Biophilic Smart Cities – Urban, Nature, People Relations in Arid Regions
Prof. Dr. Jürgen Breuste - University of Salzburg, Austria
Prof. Roland Dieterle – HFT Stuttgart, Germany
Winter semester 2020-21
"Best of 2021" by HFT Stuttgart
The United Nations estimates that by 2025 over two-thirds of the world’s population will reside in regions considered water stressed. A critical dimension of the search for resilient cities is the constant need to accommodate the rapid population growth, whilst at the same time conserving natural systems. Many cities are employing smart solutions and latest technologies to enhance the quality of life and achieve the sustainable urbanization that incorporates good urban planning, provide efficient services and networks while conserving natural systems and resources.
The growing recognition of the need for daily contact with nature raised interests in the Biophilic model as it argues the innate relation that people have and are born with towards nature; the concept was promoted as a response to the rapid urbanization that was leading to disconnection from natural systems.
The research focused on two main points.
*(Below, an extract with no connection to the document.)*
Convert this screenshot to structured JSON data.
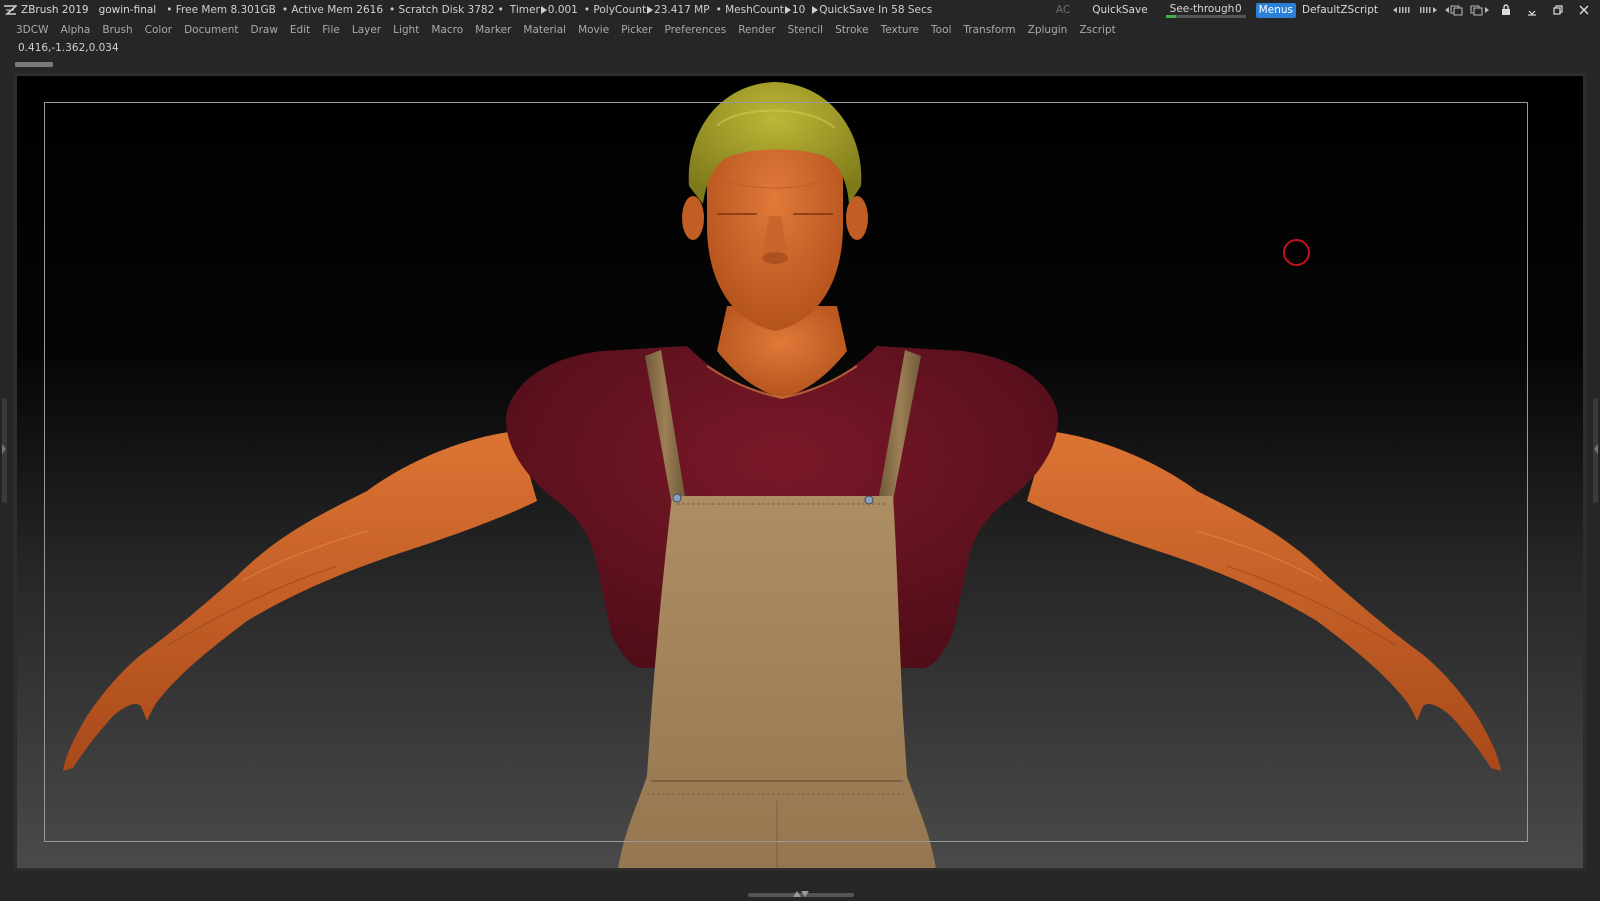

The first, examined the opportunities for including nature in arid regions to achieve the biophilic model under arid conditions, arguing reasons why nature was less included, and illustrating urban nature, people relations that affected the quality of life and the human cognition of nature. The second purpose was to develop principles and rules to achieve biophilia in arid regions with the use of technology and smart solutions. The research provided a comprehensive analysis of current evidence on how our human communities need nature in and around them to thrive; that lead to highlight the actions and recommendations to consider when planning smart biophilic cities in arid regions.